* [Material shown]

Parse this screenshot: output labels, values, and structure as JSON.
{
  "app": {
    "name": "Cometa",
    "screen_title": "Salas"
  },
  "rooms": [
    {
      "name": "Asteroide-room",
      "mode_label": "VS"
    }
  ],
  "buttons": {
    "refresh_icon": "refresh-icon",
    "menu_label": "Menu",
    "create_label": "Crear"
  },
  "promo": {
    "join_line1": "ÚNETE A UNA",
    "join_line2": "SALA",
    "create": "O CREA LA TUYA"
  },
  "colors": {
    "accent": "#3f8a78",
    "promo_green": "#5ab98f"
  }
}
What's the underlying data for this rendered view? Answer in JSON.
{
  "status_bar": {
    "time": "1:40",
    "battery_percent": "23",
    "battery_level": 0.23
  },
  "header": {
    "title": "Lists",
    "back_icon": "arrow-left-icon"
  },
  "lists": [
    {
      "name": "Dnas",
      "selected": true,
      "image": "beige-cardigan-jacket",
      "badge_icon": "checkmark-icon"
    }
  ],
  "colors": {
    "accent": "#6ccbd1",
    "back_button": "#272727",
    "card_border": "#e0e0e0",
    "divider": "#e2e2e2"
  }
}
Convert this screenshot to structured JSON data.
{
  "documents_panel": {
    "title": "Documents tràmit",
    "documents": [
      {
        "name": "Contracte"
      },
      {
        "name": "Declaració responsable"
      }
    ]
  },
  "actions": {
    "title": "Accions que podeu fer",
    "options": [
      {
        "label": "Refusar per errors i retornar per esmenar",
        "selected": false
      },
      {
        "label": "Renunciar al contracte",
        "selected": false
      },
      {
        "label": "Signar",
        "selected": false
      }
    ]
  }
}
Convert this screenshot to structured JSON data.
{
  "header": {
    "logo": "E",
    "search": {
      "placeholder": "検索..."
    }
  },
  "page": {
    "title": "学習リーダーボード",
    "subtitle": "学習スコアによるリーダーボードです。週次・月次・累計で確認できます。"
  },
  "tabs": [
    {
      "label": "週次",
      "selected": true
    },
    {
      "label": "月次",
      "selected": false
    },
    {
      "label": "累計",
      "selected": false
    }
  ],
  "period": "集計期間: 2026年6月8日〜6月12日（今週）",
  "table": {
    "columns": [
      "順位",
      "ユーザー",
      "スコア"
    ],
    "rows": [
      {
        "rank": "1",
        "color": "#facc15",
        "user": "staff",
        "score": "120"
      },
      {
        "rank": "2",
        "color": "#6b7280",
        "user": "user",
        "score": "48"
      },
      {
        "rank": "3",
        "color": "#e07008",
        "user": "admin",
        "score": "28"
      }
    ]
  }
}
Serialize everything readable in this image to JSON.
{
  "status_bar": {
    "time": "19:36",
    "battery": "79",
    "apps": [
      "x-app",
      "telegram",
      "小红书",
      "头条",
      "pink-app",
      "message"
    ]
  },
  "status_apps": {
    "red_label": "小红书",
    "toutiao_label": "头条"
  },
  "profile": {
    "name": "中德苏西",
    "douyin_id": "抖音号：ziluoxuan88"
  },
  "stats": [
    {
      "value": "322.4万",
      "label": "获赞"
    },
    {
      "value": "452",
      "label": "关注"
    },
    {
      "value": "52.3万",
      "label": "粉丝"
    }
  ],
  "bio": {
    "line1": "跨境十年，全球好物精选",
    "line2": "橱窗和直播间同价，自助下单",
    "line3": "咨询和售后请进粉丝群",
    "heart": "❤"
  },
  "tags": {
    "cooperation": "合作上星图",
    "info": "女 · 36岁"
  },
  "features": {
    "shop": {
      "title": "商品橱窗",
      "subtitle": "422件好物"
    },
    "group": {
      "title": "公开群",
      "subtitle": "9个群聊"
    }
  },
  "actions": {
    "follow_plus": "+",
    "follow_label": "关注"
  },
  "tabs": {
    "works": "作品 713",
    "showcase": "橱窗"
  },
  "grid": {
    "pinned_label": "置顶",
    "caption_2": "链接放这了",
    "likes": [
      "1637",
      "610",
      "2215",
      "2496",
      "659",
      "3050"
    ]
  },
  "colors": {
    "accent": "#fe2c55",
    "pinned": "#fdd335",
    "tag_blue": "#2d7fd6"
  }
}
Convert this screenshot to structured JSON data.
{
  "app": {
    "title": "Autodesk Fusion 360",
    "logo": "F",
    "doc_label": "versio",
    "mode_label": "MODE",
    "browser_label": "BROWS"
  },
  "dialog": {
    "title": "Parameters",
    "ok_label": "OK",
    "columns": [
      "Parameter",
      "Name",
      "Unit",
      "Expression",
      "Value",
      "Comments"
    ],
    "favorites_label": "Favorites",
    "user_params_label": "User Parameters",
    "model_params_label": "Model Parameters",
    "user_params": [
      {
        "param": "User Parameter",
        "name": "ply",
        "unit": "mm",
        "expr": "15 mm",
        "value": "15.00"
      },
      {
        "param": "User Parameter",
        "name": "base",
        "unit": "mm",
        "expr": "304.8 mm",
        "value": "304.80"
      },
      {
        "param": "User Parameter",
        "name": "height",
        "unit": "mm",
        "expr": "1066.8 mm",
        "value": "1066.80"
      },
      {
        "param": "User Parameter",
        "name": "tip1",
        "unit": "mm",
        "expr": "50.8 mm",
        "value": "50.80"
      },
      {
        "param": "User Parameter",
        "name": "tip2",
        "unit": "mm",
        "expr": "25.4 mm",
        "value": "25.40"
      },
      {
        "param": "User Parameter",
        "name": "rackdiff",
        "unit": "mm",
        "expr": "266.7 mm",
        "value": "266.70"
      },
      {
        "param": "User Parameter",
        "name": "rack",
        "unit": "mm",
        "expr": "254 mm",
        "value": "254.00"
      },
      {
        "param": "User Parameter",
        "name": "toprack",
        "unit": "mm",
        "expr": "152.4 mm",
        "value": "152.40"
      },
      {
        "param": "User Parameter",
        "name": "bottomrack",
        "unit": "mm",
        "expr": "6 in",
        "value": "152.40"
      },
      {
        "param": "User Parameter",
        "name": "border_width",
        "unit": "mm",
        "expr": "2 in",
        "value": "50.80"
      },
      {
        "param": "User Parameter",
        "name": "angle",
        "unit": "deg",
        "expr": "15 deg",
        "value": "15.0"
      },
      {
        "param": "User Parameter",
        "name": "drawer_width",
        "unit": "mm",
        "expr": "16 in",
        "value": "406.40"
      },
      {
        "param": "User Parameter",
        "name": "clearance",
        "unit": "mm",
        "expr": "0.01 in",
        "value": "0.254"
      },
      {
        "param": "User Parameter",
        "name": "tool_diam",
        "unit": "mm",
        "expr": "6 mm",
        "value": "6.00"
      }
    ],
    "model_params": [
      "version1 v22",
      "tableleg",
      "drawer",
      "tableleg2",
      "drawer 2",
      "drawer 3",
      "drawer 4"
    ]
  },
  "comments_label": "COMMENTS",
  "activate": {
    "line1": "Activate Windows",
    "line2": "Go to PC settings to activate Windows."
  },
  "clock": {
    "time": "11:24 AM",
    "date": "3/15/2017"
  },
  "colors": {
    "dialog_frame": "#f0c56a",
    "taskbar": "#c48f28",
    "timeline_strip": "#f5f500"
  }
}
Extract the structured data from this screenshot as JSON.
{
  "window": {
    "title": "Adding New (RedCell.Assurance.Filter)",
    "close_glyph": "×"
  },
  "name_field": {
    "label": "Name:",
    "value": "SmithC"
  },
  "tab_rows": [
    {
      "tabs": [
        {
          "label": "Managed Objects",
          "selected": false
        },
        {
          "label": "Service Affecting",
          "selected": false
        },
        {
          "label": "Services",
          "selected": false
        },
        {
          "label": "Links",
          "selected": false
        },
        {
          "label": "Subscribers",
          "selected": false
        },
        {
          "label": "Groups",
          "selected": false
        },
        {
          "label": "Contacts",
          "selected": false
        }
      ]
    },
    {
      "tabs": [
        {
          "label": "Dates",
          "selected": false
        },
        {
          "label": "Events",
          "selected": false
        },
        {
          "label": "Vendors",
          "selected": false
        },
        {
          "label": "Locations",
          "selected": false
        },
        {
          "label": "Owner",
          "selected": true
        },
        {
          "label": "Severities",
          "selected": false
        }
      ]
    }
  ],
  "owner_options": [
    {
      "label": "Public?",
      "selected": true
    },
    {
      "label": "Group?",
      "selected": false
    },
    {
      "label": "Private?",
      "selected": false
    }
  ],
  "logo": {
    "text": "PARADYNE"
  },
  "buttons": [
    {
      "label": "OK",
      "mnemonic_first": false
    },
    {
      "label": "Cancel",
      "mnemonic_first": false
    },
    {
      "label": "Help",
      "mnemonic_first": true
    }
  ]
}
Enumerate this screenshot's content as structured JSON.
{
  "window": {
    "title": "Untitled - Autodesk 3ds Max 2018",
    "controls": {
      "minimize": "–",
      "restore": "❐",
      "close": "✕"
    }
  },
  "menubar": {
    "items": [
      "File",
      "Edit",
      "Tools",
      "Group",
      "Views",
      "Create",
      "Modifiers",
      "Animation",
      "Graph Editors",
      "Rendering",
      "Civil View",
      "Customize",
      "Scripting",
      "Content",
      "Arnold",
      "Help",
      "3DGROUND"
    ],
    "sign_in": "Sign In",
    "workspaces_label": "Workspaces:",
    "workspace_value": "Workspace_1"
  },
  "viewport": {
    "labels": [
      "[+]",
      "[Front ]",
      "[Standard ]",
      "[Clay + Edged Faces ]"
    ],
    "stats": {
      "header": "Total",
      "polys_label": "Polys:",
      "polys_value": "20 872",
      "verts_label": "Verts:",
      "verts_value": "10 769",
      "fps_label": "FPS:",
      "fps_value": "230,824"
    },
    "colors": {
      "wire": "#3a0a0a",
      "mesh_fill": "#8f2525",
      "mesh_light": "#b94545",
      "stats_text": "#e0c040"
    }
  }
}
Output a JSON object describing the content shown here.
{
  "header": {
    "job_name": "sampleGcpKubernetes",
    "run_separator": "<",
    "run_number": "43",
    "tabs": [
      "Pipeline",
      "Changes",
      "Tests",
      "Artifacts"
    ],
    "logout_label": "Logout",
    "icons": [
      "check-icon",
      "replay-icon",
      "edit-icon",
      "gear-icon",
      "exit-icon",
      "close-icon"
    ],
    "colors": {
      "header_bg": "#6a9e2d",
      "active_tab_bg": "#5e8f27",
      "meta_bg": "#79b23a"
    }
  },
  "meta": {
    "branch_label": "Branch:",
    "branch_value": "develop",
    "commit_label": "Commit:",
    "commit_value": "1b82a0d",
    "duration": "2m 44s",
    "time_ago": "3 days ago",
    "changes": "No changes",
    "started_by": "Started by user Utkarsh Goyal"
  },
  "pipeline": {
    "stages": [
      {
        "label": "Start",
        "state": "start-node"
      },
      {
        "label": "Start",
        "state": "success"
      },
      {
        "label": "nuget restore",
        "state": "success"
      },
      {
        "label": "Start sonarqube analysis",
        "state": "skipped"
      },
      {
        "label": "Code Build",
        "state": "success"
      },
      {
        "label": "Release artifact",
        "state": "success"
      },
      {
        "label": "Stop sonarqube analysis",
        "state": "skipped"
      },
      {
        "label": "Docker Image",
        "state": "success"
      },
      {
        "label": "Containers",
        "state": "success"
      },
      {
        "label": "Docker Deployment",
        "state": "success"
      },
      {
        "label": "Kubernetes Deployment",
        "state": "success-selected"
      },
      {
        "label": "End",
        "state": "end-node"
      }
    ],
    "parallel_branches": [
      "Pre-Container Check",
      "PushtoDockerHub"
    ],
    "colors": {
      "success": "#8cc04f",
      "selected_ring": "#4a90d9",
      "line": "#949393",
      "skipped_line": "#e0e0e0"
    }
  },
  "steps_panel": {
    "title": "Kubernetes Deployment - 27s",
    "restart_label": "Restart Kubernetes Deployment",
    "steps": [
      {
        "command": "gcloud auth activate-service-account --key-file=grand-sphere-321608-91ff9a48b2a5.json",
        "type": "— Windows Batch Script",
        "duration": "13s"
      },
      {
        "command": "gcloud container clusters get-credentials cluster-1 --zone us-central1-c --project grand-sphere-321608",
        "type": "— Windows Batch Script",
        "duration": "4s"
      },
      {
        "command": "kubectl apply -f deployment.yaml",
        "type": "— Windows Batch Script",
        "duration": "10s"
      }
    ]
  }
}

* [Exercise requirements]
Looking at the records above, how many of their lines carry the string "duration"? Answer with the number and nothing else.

* [Answer box]
4